And then, “At the hotel we had separate rooms, but in the middle of the night she came sobbing into mine, and we made it up very gently. You see, she had absolutely nowhere else to go.”
This is viscerally horrible. And yet this book, with its veritable panoply of horrors, is maybe the most bracing and perfect work of art I know. Nabokov said “for me a work of fiction exists only insofar as it affords me what I shall bluntly call aesthetic bliss.” By that arresting measure, Lolita is a triumph, the ne plus ultra of the novel form.
Sometimes I get a little teleological in my interpretation of the world, but words are on my mind these days. I went to a career fair for would-be linguists, wherein a lively presenter told the assembled that if we could give a snappy presentation in our target language, we had come to the right place. Feeling inadequate to even a deeply un-snappy presentation in any language, I thought of Nabokov with wonder.
How might his want-ad read? If you can write a prose miracle in the target language, this is the job for you.
Yet, Nabokov, in his own remarks on the novel, tells the reader
My private tragedy, which cannot, and indeed should not, be anybody’s concern, is that I had to abandon my natural idiom, my untrammeled rich, infinitely docile Russian tongue for a second-rate brand of English, devoid of any of those apparatuses–the baffling mirror, the black velvet backdrop, the implied associations and traditions–which the native illusionist, frac-tails flying, can magically use to transcend the heritage in his own way.
The author’s apologia for his linguistic shortcomings manages in one lengthy sentence to be finer than anything most “native illusionists” could muster.
Any reviewer of Nabokov is in danger of excessive quoting; it feels rather pointless not to let Nabokov do the talking. Here’s Humbert on reproduction: “The tiny madman in his padded cell.” Now Humbert on Humbert: “I am like one of those inflated pale spiders you see in old gardens.”
Just as he takes English and puts it through its paces, Nabokov, “trying to be an American writer and claim only the same rights that other American writers enjoy,” tells Americans of our vast spaces, our Hell canyons, our dusty cow paths:
Independence, Missouri, the starting point of the Old Oregon Trail; and Abilene, Kansas, the home of the Wild Bill Something Rodeo. Distant mountains. Near mountains. More mountains; bluish beauties never attainable, or ever turning into inhabited hill after hill; south-eastern ranges, altitudinal failures as alps go; heart and sky-piercing snow-veined gray colossi of stone, relentless peaks appearing from nowhere at a turn of the highway; timbered enormities…

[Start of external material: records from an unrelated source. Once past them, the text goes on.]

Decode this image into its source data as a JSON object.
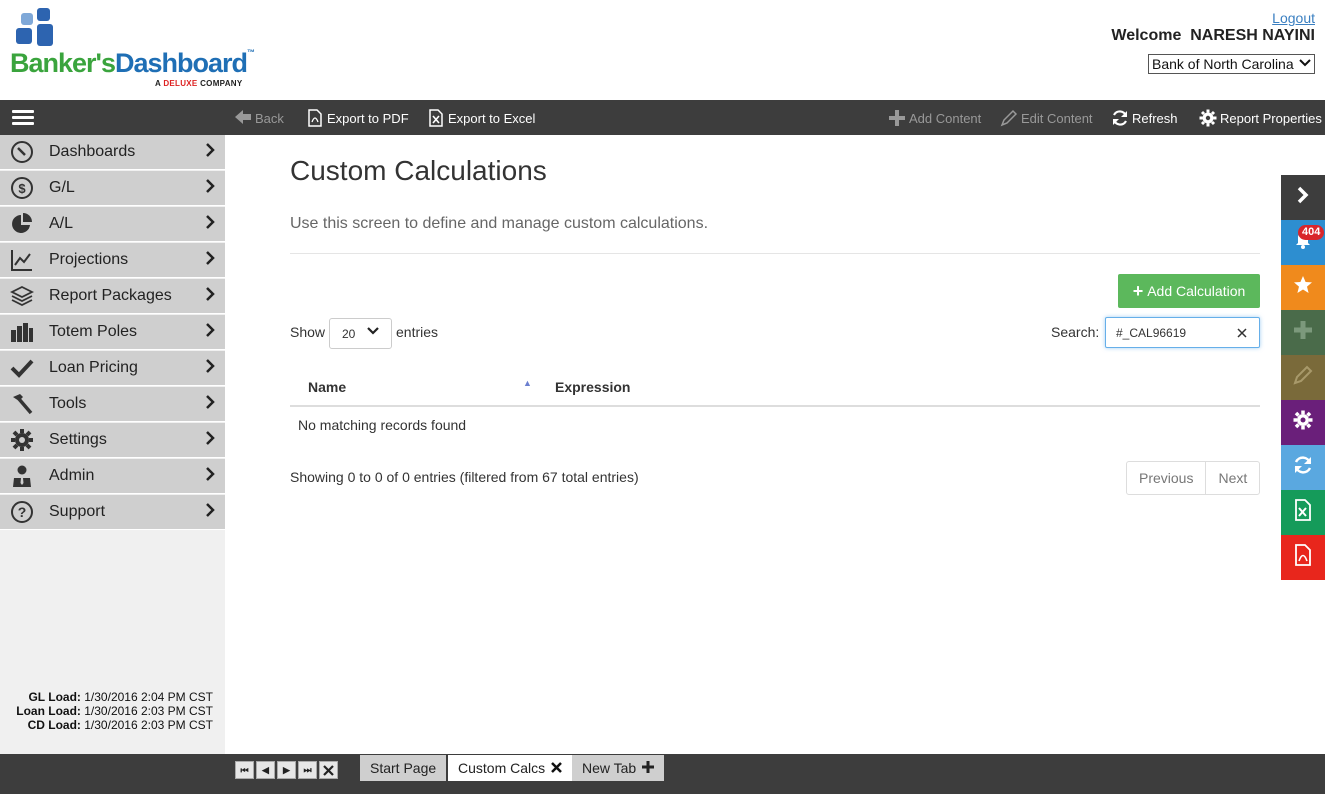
{
  "header": {
    "logo_brand_1": "Banker's",
    "logo_brand_2": "Dashboard",
    "logo_tm": "™",
    "logo_sub_prefix": "A",
    "logo_sub_brand": "DELUXE",
    "logo_sub_suffix": "COMPANY",
    "logout": "Logout",
    "welcome": "Welcome  NARESH NAYINI",
    "bank": "Bank of North Carolina"
  },
  "toolbar": {
    "back": "Back",
    "export_pdf": "Export to PDF",
    "export_excel": "Export to Excel",
    "add_content": "Add Content",
    "edit_content": "Edit Content",
    "refresh": "Refresh",
    "report_properties": "Report Properties"
  },
  "sidebar": {
    "items": [
      {
        "label": "Dashboards",
        "icon": "compass-icon"
      },
      {
        "label": "G/L",
        "icon": "dollar-icon"
      },
      {
        "label": "A/L",
        "icon": "pie-icon"
      },
      {
        "label": "Projections",
        "icon": "line-chart-icon"
      },
      {
        "label": "Report Packages",
        "icon": "layers-icon"
      },
      {
        "label": "Totem Poles",
        "icon": "bar-chart-icon"
      },
      {
        "label": "Loan Pricing",
        "icon": "check-icon"
      },
      {
        "label": "Tools",
        "icon": "hammer-icon"
      },
      {
        "label": "Settings",
        "icon": "gear-icon"
      },
      {
        "label": "Admin",
        "icon": "user-tie-icon"
      },
      {
        "label": "Support",
        "icon": "question-icon"
      }
    ],
    "load": {
      "gl_label": "GL Load:",
      "gl_value": "1/30/2016 2:04 PM CST",
      "loan_label": "Loan Load:",
      "loan_value": "1/30/2016 2:03 PM CST",
      "cd_label": "CD Load:",
      "cd_value": "1/30/2016 2:03 PM CST"
    }
  },
  "main": {
    "title": "Custom Calculations",
    "description": "Use this screen to define and manage custom calculations.",
    "add_button": "Add Calculation",
    "show_label": "Show",
    "entries_value": "20",
    "entries_label": "entries",
    "search_label": "Search:",
    "search_value": "#_CAL96619",
    "columns": [
      "Name",
      "Expression"
    ],
    "empty_message": "No matching records found",
    "showing": "Showing 0 to 0 of 0 entries (filtered from 67 total entries)",
    "previous": "Previous",
    "next": "Next"
  },
  "rightbar": {
    "notification_count": "404",
    "colors": [
      "#3d3d3d",
      "#2d8ed0",
      "#f08a1c",
      "#4a6b4a",
      "#7a6a3a",
      "#6a1f7a",
      "#5aa8e0",
      "#159b5a",
      "#e8261c"
    ]
  },
  "bottombar": {
    "tabs": [
      "Start Page",
      "Custom Calcs",
      "New Tab"
    ]
  }
}
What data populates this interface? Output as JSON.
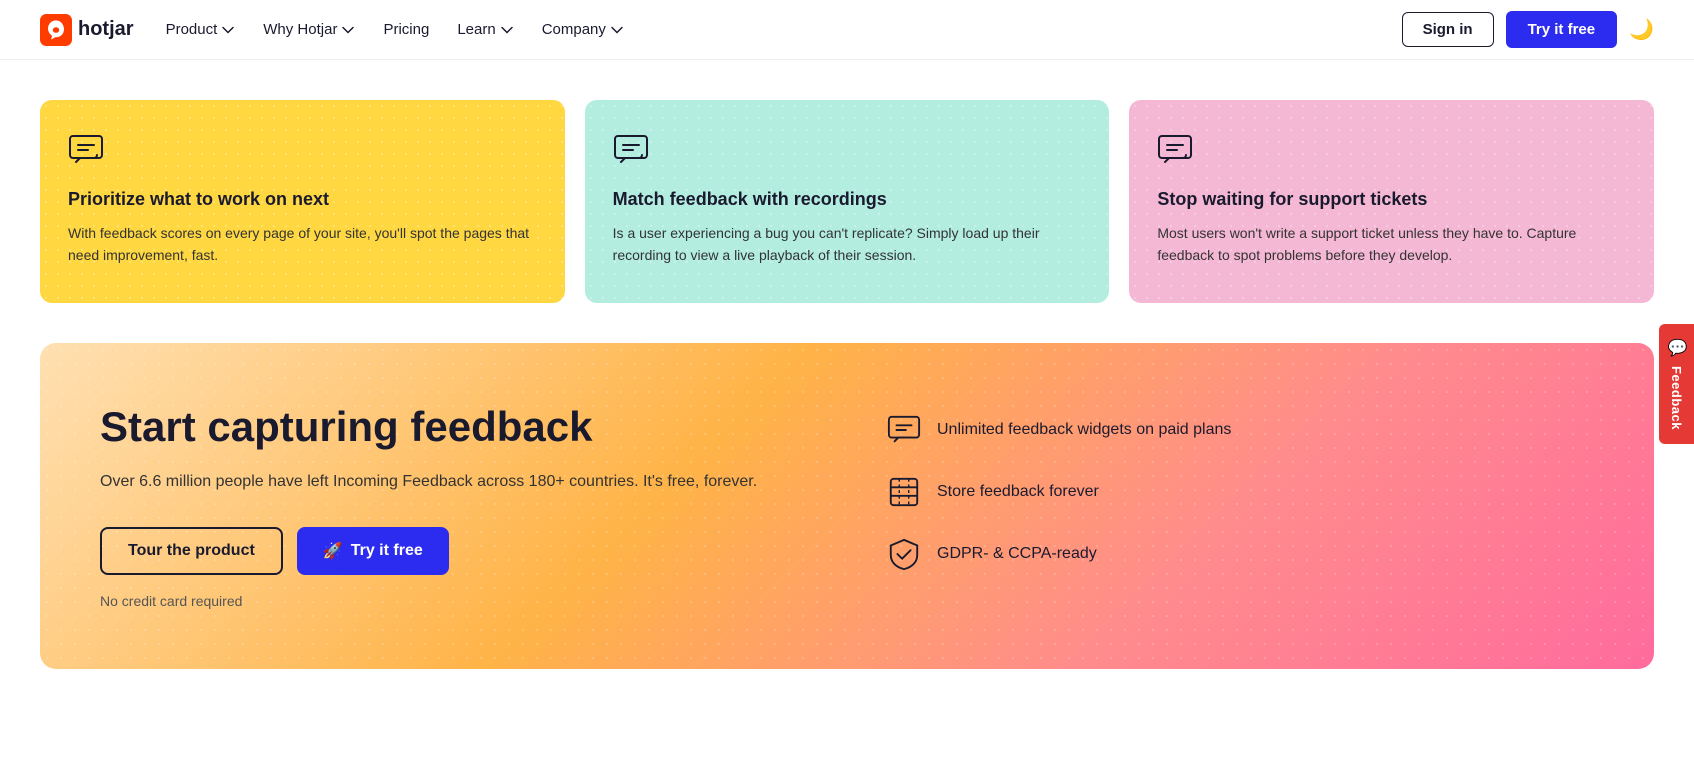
{
  "brand": {
    "name": "hotjar",
    "logo_text": "hotjar"
  },
  "nav": {
    "items": [
      {
        "id": "product",
        "label": "Product",
        "has_dropdown": true
      },
      {
        "id": "why-hotjar",
        "label": "Why Hotjar",
        "has_dropdown": true
      },
      {
        "id": "pricing",
        "label": "Pricing",
        "has_dropdown": false
      },
      {
        "id": "learn",
        "label": "Learn",
        "has_dropdown": true
      },
      {
        "id": "company",
        "label": "Company",
        "has_dropdown": true
      }
    ],
    "sign_in_label": "Sign in",
    "try_free_label": "Try it free"
  },
  "cards": [
    {
      "id": "card-yellow",
      "title": "Prioritize what to work on next",
      "description": "With feedback scores on every page of your site, you'll spot the pages that need improvement, fast.",
      "color": "yellow"
    },
    {
      "id": "card-teal",
      "title": "Match feedback with recordings",
      "description": "Is a user experiencing a bug you can't replicate? Simply load up their recording to view a live playback of their session.",
      "color": "teal"
    },
    {
      "id": "card-pink",
      "title": "Stop waiting for support tickets",
      "description": "Most users won't write a support ticket unless they have to. Capture feedback to spot problems before they develop.",
      "color": "pink"
    }
  ],
  "cta": {
    "title": "Start capturing feedback",
    "description": "Over 6.6 million people have left Incoming Feedback across 180+ countries. It's free, forever.",
    "tour_label": "Tour the product",
    "try_label": "Try it free",
    "note": "No credit card required",
    "features": [
      {
        "id": "unlimited-widgets",
        "text": "Unlimited feedback widgets on paid plans"
      },
      {
        "id": "store-feedback",
        "text": "Store feedback forever"
      },
      {
        "id": "gdpr",
        "text": "GDPR- & CCPA-ready"
      }
    ]
  },
  "feedback_tab": {
    "label": "Feedback"
  }
}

With Humbert and beleaguered Lo we pay our entrance fee (children under twelve free) to caves and gardens and ghost towns, the spectacular majesty and equally spectacular vulgarity of the American landscape, in which the compass ever swings from the sublime to the ridiculous.
What this book does for me, with its unparalleled linguistic verve, is remind me of what language and art can do. Art restores us to life’s possibilities even as it offers solace from life’s trouble. For Humbert, art is his and Lolita’s single mausoleum, their brilliant and grotesque offspring: “I am thinking of aurochs and angels, the secret of durable pigments, prophetic sonnets, the refuge of art.”
Even if you’re not a mad pervert genius, for my money there’s no better refuge.